Where does the string "今日待办" occur in the records below? Copy every line that holds it.

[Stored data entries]
--------------------------------------------------

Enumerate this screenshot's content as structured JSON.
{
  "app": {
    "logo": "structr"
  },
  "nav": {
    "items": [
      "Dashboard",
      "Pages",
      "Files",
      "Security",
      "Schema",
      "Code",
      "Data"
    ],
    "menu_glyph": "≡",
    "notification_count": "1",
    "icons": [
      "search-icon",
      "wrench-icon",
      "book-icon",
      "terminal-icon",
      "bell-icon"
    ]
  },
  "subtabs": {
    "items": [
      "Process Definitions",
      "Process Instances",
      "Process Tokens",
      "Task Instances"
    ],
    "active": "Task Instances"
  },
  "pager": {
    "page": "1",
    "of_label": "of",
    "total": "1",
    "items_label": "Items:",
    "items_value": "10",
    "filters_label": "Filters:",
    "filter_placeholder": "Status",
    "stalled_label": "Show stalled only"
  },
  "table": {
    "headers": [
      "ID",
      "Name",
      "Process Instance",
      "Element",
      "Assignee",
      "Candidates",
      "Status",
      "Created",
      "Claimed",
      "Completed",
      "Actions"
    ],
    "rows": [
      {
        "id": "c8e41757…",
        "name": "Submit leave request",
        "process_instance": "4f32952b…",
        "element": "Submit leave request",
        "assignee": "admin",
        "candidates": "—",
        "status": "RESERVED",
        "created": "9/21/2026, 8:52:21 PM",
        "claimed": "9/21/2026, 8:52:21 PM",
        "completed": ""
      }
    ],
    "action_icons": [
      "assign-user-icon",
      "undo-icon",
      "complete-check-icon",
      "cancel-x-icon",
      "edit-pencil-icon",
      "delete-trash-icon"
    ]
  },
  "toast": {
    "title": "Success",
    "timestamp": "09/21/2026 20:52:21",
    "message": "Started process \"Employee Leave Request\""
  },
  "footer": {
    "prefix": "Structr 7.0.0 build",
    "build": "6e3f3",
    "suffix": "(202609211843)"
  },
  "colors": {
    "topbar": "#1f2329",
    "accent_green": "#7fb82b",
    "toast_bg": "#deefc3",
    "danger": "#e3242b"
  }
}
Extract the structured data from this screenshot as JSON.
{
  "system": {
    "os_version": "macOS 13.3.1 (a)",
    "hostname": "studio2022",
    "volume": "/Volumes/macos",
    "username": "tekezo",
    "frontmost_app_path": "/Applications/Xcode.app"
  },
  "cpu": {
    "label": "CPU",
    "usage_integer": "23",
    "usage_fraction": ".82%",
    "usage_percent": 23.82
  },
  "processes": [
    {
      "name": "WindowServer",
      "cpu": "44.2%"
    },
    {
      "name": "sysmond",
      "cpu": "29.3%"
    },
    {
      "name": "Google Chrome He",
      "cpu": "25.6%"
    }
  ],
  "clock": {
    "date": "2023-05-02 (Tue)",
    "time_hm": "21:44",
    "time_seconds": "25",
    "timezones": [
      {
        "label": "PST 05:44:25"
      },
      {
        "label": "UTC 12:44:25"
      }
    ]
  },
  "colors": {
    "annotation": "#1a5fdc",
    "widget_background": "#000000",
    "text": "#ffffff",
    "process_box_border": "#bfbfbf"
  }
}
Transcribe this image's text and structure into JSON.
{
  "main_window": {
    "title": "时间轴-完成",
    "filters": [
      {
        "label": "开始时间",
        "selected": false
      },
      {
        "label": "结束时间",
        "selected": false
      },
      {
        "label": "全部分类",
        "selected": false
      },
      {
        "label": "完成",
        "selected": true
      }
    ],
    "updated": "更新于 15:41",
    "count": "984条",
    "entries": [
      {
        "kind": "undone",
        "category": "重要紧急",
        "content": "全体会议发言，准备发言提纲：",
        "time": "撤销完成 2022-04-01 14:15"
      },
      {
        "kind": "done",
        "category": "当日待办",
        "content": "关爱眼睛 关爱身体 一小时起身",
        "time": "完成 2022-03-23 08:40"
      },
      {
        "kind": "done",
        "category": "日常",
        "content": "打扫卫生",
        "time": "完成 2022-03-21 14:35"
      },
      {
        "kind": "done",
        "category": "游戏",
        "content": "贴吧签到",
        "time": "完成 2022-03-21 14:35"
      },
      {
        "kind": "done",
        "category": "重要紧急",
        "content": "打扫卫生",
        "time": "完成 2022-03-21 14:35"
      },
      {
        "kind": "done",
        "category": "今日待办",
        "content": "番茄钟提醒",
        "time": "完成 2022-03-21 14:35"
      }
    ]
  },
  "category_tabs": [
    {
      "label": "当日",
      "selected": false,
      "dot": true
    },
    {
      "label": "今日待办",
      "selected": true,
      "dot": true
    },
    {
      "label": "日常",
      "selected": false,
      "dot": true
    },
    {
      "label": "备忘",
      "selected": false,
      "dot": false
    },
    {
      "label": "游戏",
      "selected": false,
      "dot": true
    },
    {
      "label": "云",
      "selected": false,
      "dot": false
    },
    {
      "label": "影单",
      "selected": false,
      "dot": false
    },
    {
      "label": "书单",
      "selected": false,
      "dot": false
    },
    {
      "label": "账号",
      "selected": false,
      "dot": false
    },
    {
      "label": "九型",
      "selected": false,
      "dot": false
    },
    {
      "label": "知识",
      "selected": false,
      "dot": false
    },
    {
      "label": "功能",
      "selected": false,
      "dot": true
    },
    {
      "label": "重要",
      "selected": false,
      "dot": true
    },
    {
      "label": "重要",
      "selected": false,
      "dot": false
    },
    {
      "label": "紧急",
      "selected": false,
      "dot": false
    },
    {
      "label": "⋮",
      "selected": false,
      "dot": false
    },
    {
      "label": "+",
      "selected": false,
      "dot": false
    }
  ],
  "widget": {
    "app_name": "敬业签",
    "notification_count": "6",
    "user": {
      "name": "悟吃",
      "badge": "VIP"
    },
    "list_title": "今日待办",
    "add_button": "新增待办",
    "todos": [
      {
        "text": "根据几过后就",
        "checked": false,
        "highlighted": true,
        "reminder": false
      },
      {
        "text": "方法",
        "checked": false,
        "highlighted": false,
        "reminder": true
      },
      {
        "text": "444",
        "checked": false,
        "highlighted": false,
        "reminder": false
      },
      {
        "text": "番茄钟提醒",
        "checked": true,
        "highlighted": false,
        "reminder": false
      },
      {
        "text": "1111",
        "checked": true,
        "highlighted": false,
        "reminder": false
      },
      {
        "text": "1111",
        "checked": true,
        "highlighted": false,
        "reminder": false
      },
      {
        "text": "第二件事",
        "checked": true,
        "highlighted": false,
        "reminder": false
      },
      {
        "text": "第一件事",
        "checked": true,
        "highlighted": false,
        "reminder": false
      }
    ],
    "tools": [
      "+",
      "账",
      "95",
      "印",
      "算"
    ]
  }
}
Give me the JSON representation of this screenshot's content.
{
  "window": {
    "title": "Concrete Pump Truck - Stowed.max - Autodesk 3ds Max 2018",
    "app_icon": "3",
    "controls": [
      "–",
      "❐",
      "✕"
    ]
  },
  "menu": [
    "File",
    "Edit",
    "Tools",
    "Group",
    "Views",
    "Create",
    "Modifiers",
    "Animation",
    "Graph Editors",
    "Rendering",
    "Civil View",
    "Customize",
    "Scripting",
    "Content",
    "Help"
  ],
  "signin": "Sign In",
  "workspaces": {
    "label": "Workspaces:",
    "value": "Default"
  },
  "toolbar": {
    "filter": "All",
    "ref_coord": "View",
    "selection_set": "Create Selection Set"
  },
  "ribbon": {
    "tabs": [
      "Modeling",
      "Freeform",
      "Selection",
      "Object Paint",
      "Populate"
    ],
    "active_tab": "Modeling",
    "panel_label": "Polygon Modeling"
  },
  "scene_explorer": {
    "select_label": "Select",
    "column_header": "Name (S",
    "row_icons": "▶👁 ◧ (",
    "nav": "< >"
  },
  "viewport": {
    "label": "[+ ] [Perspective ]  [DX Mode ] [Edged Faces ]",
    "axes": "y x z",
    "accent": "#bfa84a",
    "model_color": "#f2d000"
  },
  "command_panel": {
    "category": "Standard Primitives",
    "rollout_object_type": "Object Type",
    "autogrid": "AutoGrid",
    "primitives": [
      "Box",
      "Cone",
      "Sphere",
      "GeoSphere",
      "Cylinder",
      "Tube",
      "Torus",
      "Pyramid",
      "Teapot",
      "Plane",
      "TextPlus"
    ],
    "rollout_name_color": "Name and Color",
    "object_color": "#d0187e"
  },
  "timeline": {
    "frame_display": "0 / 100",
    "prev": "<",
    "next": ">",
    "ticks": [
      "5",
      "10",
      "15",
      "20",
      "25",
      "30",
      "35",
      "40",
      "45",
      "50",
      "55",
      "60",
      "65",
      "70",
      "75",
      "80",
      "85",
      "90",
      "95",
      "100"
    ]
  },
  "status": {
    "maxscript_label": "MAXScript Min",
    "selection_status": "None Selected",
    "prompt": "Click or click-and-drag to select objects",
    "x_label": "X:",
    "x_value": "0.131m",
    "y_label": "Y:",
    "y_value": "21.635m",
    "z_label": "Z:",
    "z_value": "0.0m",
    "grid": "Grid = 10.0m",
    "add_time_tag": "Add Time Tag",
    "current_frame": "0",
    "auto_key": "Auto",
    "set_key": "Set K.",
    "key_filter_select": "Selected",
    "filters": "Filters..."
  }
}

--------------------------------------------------

• Output for this task:
        "category": "今日待办",
      "label": "今日待办",
    "list_title": "今日待办",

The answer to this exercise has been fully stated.